So, if a Maths book causes tears, try another book, or switch over to some mental maths pages, or find a game that they can use instead of pen and paper.  Delay the written maths exercises and focus on the basic maths skills.  Do fun, active drills instead.  Take time off from the book and find the point of mastery and work up from there. 

Remember, you are supposed to tailor-make your child’s learning experience and you know  your child way better than any expert who typed out the schedule!  You can delay the handwriting lessons, wait with written narrations.  Even if you have nothing to show for your school day, and do not seem to make much progress in the schedule, your children are learning.

And this applies to your high schooler as well.  It does not matter that she did not write any tests or exams, and did not complete an “impossible” course one year, your child will master another course the next year.  She will definitely manage to write formal exams in an external exam center at the end of the year. 

Lastly, remember when you were a professional teacher, you encouraged parents to hold a struggling child back a year?  It always worked for the best in the early years.  So, moms, don’t push your young children!  Don’t fret, stress and strain to measure up to the standards laid out.  Follow your child and facilitate their learning needs.  It is right that your one-on-one schooling does not look like the ‘average’.  Yours is a perfect fit! 

With hindsight blessings,

Nadene

I’d love to hear your views and thoughts on this topic!  Please would you share yours in the comments.

In case you missed any of my previous “Letters To Me” in this series:

 

South African Artists

New Package Release!

South African Artists Introducing a brand new package ~ South African Artists  Art History & Appreciation study which covers 18 notable South African artists from the 19th century to modern contemporary artists.  Helen Martins This artist study is designed for middle and high school students for Art History & Art Appreciation.   South African Famous Artists will work perfectly for the Little Footprints, Footprints on our Land and Footprints into the 21st Century curriculums.

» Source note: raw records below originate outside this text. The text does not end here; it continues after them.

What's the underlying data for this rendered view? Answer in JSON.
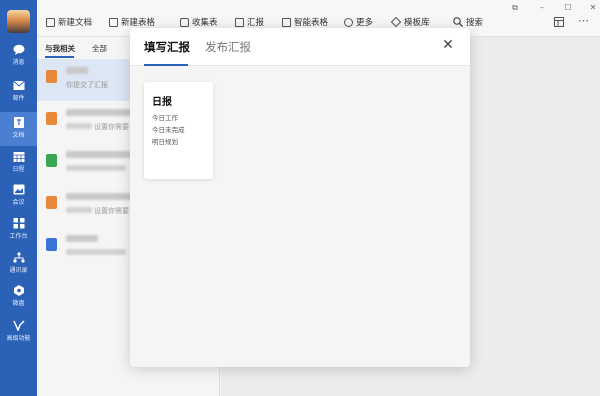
{
  "rail": {
    "items": [
      {
        "label": "消息",
        "icon": "chat-bubble-icon"
      },
      {
        "label": "邮件",
        "icon": "mail-icon"
      },
      {
        "label": "文档",
        "icon": "document-icon"
      },
      {
        "label": "日程",
        "icon": "calendar-icon"
      },
      {
        "label": "会议",
        "icon": "meeting-icon"
      },
      {
        "label": "工作台",
        "icon": "grid-icon"
      },
      {
        "label": "通讯录",
        "icon": "contacts-icon"
      },
      {
        "label": "微盘",
        "icon": "cloud-disk-icon"
      },
      {
        "label": "高级功能",
        "icon": "advanced-icon"
      }
    ],
    "active_index": 2,
    "color": "#2c61b8"
  },
  "toolbar": {
    "new_doc": "新建文档",
    "new_sheet": "新建表格",
    "collect_form": "收集表",
    "report": "汇报",
    "smart_sheet": "智能表格",
    "more": "更多",
    "template": "模板库",
    "search": "搜索"
  },
  "panel": {
    "tabs": [
      "与我相关",
      "全部"
    ],
    "rows": [
      {
        "subtitle": "你提交了汇报",
        "doc_color": "#e8893a",
        "selected": true
      },
      {
        "subtitle": "设置你需要",
        "doc_color": "#e8893a",
        "selected": false
      },
      {
        "subtitle": "",
        "doc_color": "#3aa655",
        "selected": false
      },
      {
        "subtitle": "设置你需要",
        "doc_color": "#e8893a",
        "selected": false
      },
      {
        "subtitle": "",
        "doc_color": "#3b73d6",
        "selected": false
      }
    ]
  },
  "modal": {
    "tabs": [
      "填写汇报",
      "发布汇报"
    ],
    "card": {
      "title": "日报",
      "lines": [
        "今日工作",
        "今日未完成",
        "明日规划"
      ]
    }
  }
}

JH Pierneef We follow a Charlotte Mason approach where we study and appreciate one artist for a month.  Each week we view one new art work and I encourage detailed observations, discussions, further research, narrations, and supporting art activities for that art work.

The download includes detailed biographies, Internet links and at least 4 examples of each artist’s works, as well as a blank biography page for narrations and notes.Esther Mahlangu's galleryHere is a free sample for you to download ~ South African Artists Sample

I highly recommend Willemien Kruger’s Homeschooling Curriculum Guide.com  where she features her mom’s Elna Venter’s booklets South African Art Series For Children featuring several South African artists.

Pop over to my Packages Page to purchase this download.

Blessings,  Nadene